Botox 101

To some, Botox is as commonplace as Advil, but to others, the thought of freezing your face muscles is still scary. Does it hurt? How long does it last? What are the side effects? How do you know when you're ready to go under the needle for the first time? There are a few questions you can get out of the way even before a consultation, so we asked two leading cosmetic dermatologists--Dr. Mark Rubin of Beverly Hills and Dr. Karyn Grossman of Santa Monica and Manhattan--to give us Botox 101.

What is it?
Our first question: what exactly is Botox? It, along with Dysport and Xeomin, is a brand of botulinum toxin (a purified version of a nerve poison produced by the bacteria that causes botulism) that prohibits nerves from delivering their signal to muscles, typically in your face, and glands, usually under your arms. "It does this by blocking the ability of the nerve ending to secrete acetylcholine, which the muscle needs in order to contract," says Dr. Rubin. To put it plainly, it freezes your face in a relaxed position to stop scrunching. It's the most common cosmetic dermatological procedure.

How long has it been around?
Though the toxin was first purified in the late '20s, it wasn't used for therapeutic purposes until the early '80s. Over the next decade, doctors realized the drug could be used to control muscle spasms and inhibit sweating. In 1989, a plastic surgeon first noted its effects on wrinkles and in 2002, the FDA approved its use for cosmetic purposes. Two years ago, they approved its use to fight chronic migraines.

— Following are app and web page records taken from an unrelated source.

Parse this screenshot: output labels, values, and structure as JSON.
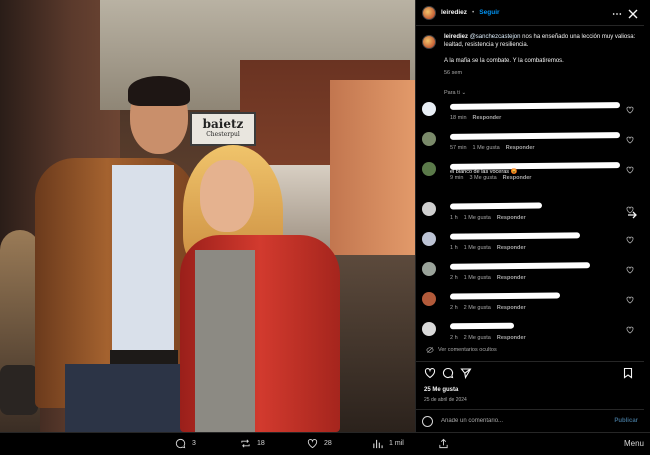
{
  "post": {
    "username": "leirediez",
    "separator": "•",
    "follow_label": "Seguir",
    "caption_mention": "@sanchezcastejon",
    "caption_text": " nos ha enseñado una lección muy valiosa: lealtad, resistencia y resiliencia.",
    "caption_line2": "A la mafia se la combate. Y la combatiremos.",
    "caption_time": "56 sem",
    "for_you_label": "Para ti",
    "likes": "25 Me gusta",
    "date": "25 de abril de 2024",
    "comment_placeholder": "Añade un comentario...",
    "publish_label": "Publicar",
    "hidden_comments_label": "Ver comentarios ocultos"
  },
  "photo": {
    "sign_title": "baietz",
    "sign_subtitle": "Chesterpul"
  },
  "comments": [
    {
      "time": "18 min",
      "likes": "",
      "reply": "Responder",
      "avatar_color": "#e8eef5",
      "redact_w": 170,
      "redact2_w": 0
    },
    {
      "time": "57 min",
      "likes": "1 Me gusta",
      "reply": "Responder",
      "avatar_color": "#7a8a6a",
      "redact_w": 170,
      "redact2_w": 0
    },
    {
      "time": "9 min",
      "likes": "3 Me gusta",
      "reply": "Responder",
      "avatar_color": "#5b7a4a",
      "redact_w": 170,
      "redact2_w": 0,
      "text": "el blanco de las voceras 😡"
    },
    {
      "time": "1 h",
      "likes": "1 Me gusta",
      "reply": "Responder",
      "avatar_color": "#cfcfcf",
      "redact_w": 92,
      "redact2_w": 0
    },
    {
      "time": "1 h",
      "likes": "1 Me gusta",
      "reply": "Responder",
      "avatar_color": "#bcc3d4",
      "redact_w": 130,
      "redact2_w": 0
    },
    {
      "time": "2 h",
      "likes": "1 Me gusta",
      "reply": "Responder",
      "avatar_color": "#9aa39a",
      "redact_w": 140,
      "redact2_w": 0
    },
    {
      "time": "2 h",
      "likes": "2 Me gusta",
      "reply": "Responder",
      "avatar_color": "#b25a3a",
      "redact_w": 110,
      "redact2_w": 0
    },
    {
      "time": "2 h",
      "likes": "2 Me gusta",
      "reply": "Responder",
      "avatar_color": "#d9d9d9",
      "redact_w": 64,
      "redact2_w": 0
    }
  ],
  "stats": {
    "replies": "3",
    "reposts": "18",
    "likes": "28",
    "views": "1 mil",
    "more": "Menu"
  },
  "colors": {
    "accent": "#0095f6",
    "panel_bg": "#000000",
    "muted": "#a8a8a8"
  },
  "icons": [
    "more-icon",
    "close-icon",
    "heart-icon",
    "comment-icon",
    "share-icon",
    "bookmark-icon",
    "emoji-icon",
    "repost-icon",
    "views-icon",
    "upload-icon",
    "next-arrow-icon"
  ]
}
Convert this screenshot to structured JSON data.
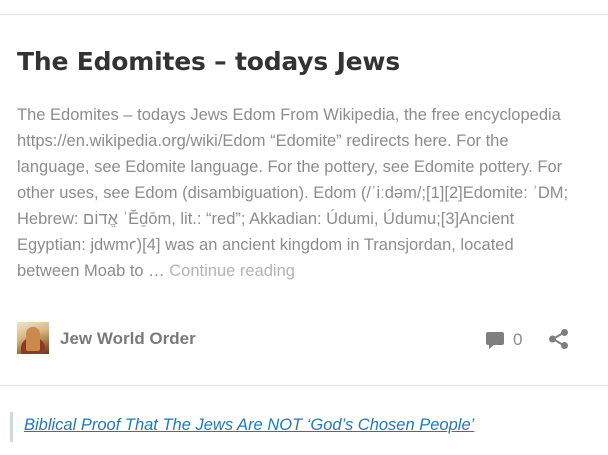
{
  "post": {
    "title": "The Edomites – todays Jews",
    "excerpt": "The Edomites – todays Jews Edom From Wikipedia, the free encyclopedia https://en.wikipedia.org/wiki/Edom “Edomite” redirects here. For the language, see Edomite language. For the pottery, see Edomite pottery. For other uses, see Edom (disambiguation). Edom (/ˈiːdəm/;[1][2]Edomite: ʾDM; Hebrew: אֱדוֹם ʾĔḏōm, lit.: “red”; Akkadian: Údumi, Údumu;[3]Ancient Egyptian: jdwmꜥ)[4] was an ancient kingdom in Transjordan, located between Moab to … ",
    "continue_label": "Continue reading"
  },
  "meta": {
    "author": "Jew World Order",
    "comment_count": "0",
    "comment_icon": "comment-bubble-icon",
    "share_icon": "share-icon"
  },
  "related": {
    "link_text": "Biblical Proof That The Jews Are NOT ‘God’s Chosen People’"
  },
  "colors": {
    "title": "#333333",
    "body_text": "#8c8c8c",
    "link": "#1a7bb9"
  }
}
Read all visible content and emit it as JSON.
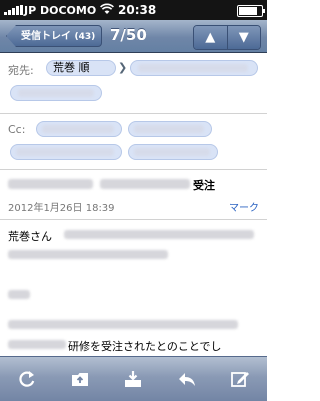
{
  "status_bar": {
    "carrier": "JP DOCOMO",
    "time": "20:38",
    "battery_level": 0.9
  },
  "nav": {
    "back_label": "受信トレイ",
    "back_count": "(43)",
    "title": "7/50",
    "up_icon": "up-arrow-icon",
    "down_icon": "down-arrow-icon"
  },
  "header": {
    "to_label": "宛先:",
    "to_first_recipient": "荒巻 順",
    "cc_label": "Cc:"
  },
  "message": {
    "subject_visible": "受注",
    "date": "2012年1月26日 18:39",
    "mark_label": "マーク",
    "greeting": "荒巻さん",
    "visible_fragment": "研修を受注されたとのことでし"
  },
  "toolbar": {
    "icons": [
      "refresh-icon",
      "move-folder-icon",
      "archive-icon",
      "reply-icon",
      "compose-icon"
    ]
  }
}
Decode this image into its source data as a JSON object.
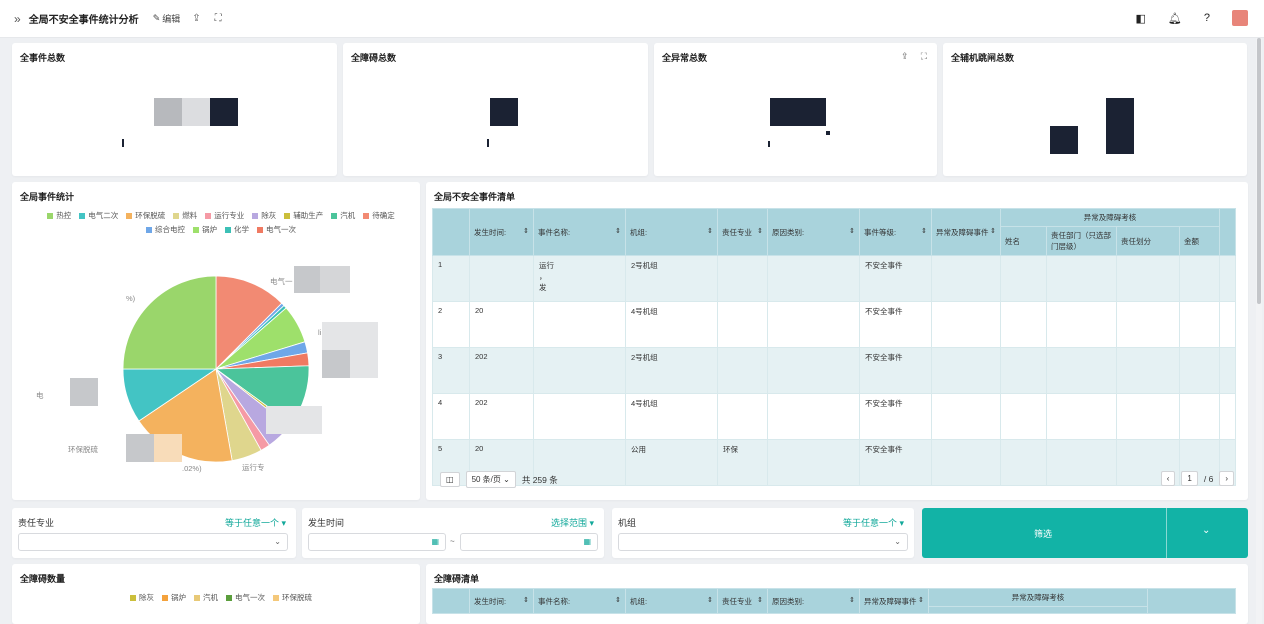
{
  "header": {
    "expand_icon": "double-chevron-right-icon",
    "title": "全局不安全事件统计分析",
    "edit_label": "编辑",
    "share_icon": "share-icon",
    "fullscreen_icon": "fullscreen-icon"
  },
  "kpis": [
    {
      "title": "全事件总数"
    },
    {
      "title": "全障碍总数"
    },
    {
      "title": "全异常总数"
    },
    {
      "title": "全辅机跳闸总数"
    }
  ],
  "event_stats": {
    "title": "全局事件统计",
    "legend": [
      {
        "name": "热控",
        "color": "#9ad66b"
      },
      {
        "name": "电气二次",
        "color": "#43c4c4"
      },
      {
        "name": "环保脱硫",
        "color": "#f4b25e"
      },
      {
        "name": "燃料",
        "color": "#dfd68d"
      },
      {
        "name": "运行专业",
        "color": "#f59aa5"
      },
      {
        "name": "除灰",
        "color": "#b8a8e0"
      },
      {
        "name": "辅助生产",
        "color": "#cbbf3b"
      },
      {
        "name": "汽机",
        "color": "#4bc49b"
      },
      {
        "name": "待确定",
        "color": "#f28a73"
      },
      {
        "name": "综合电控",
        "color": "#6fa7e8"
      },
      {
        "name": "锅炉",
        "color": "#9ee06b"
      },
      {
        "name": "化学",
        "color": "#3cc0b6"
      },
      {
        "name": "电气一次",
        "color": "#f07a62"
      }
    ],
    "labels": {
      "l1": "电气一",
      "l2": "%)",
      "l3": "电",
      "l4": "环保脱硫",
      "l5": ".02%)",
      "l6": "运行专",
      "l7": "li"
    }
  },
  "event_list": {
    "title": "全局不安全事件清单",
    "columns": [
      "",
      "发生时间:",
      "事件名称:",
      "机组:",
      "责任专业",
      "原因类别:",
      "事件等级:",
      "异常及障碍事件"
    ],
    "group_header": "异常及障碍考核",
    "sub_columns": [
      "姓名",
      "责任部门（只选部门层级）",
      "责任划分",
      "金额"
    ],
    "rows": [
      {
        "no": "1",
        "time": "",
        "name": "运行\n，\n发",
        "unit": "2号机组",
        "spec": "",
        "reason": "",
        "level": "不安全事件"
      },
      {
        "no": "2",
        "time": "20",
        "name": "",
        "unit": "4号机组",
        "spec": "",
        "reason": "",
        "level": "不安全事件"
      },
      {
        "no": "3",
        "time": "202",
        "name": "",
        "unit": "2号机组",
        "spec": "",
        "reason": "",
        "level": "不安全事件"
      },
      {
        "no": "4",
        "time": "202",
        "name": "",
        "unit": "4号机组",
        "spec": "",
        "reason": "",
        "level": "不安全事件"
      },
      {
        "no": "5",
        "time": "20",
        "name": "",
        "unit": "公用",
        "spec": "环保",
        "reason": "",
        "level": "不安全事件"
      }
    ],
    "pager": {
      "page_size": "50 条/页",
      "total": "共 259 条",
      "current": "1",
      "pages": "/ 6"
    }
  },
  "filters": {
    "spec_label": "责任专业",
    "spec_mode": "等于任意一个",
    "time_label": "发生时间",
    "time_mode": "选择范围",
    "range_sep": "~",
    "unit_label": "机组",
    "unit_mode": "等于任意一个",
    "button": "筛选"
  },
  "obstacle_count": {
    "title": "全障碍数量",
    "legend": [
      {
        "name": "除灰",
        "color": "#cbbf3b"
      },
      {
        "name": "锅炉",
        "color": "#f4a23c"
      },
      {
        "name": "汽机",
        "color": "#e8c977"
      },
      {
        "name": "电气一次",
        "color": "#5b9e3c"
      },
      {
        "name": "环保脱硫",
        "color": "#f4c87a"
      }
    ]
  },
  "obstacle_list": {
    "title": "全障碍清单",
    "columns": [
      "",
      "发生时间:",
      "事件名称:",
      "机组:",
      "责任专业",
      "原因类别:",
      "异常及障碍事件"
    ],
    "group_header": "异常及障碍考核"
  }
}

What does it do?
You need Botox (as much as one ever needs a cosmetic procedure) when wrinkles appear even when your face is at rest. The doctors disagree, however, on whether or not it's a healthy preventative measure. "If you start using it too early, you can build resistance to the product, making it less effective later on," Dr. Grossman says. Dr. Rubin, meanwhile, says that it can work as "preventative therapy." Botox essentially freezes the muscle, leaving you unable to make a wrinkle-causing expression, meaning lines will take longer to develop. He does, however, warn of one major problem with starting early: "Using [Botox] can be psychologically addictive, so you really don't want to start until you are ready to make a lifelong commitment. It's very rare for someone to try Botox and not want to continue."

Where do you get it?
Where you have wrinkles! Though Botox can be used many places, the most common spots are crow's feet around the eyes, frown lines between the eyebrows, and furrows on the forehead.

How long does it last?
Botox typically wears off in three to four months, though it might last a few months longer the first time around. (If you're using it under your arms, it can actually last up to nine months and "can reduce sweating anywhere from 60-90%" says Dr. Rubin. There are at least a dozen other alternative uses for Botox, which we'll cover in another feature!) When it does wear off, everything will revert back to normal. "One occasionally sees a cumulative effect in the 11s between the brows," Dr. Grossman says, referring to the common formation of two parallel wrinkles between the eyes, "especially when combined with fillers." But for the most part, you're back at square one.

What are the side effects?
Of course, there will be side effects. According to Dr. Grossman, the most common issues are headaches and bruises--"stick a needle in your face and this can happen"--but she names everything from "crossed eyes" to "inability to swallow" as potential problems, most of which can be avoided by going to a qualified dermatologist or plastic surgeon and all of which can be avoided by exploring needle-free alternatives. As for bruising, you can lessen any visible effects by avoiding anticoagulants like Advil and alcohol for a few days before the procedure.

Are there any alternatives?
Frownies, anti-aging patches that actually smooth wrinkles while you sleep, are like stickers, keeping the skin flat, relaxing muscle memory, and eliminating fine lines and reducing wrinkles after just a few nights. They really work--but nothing is as fast and lasts as long as Botox.

Still have questions? Good! Because the first thing you should do (after reading this) is talk to your dermatologist. And stay tuned for Botox 102! We'll break down the toxin's alternative uses.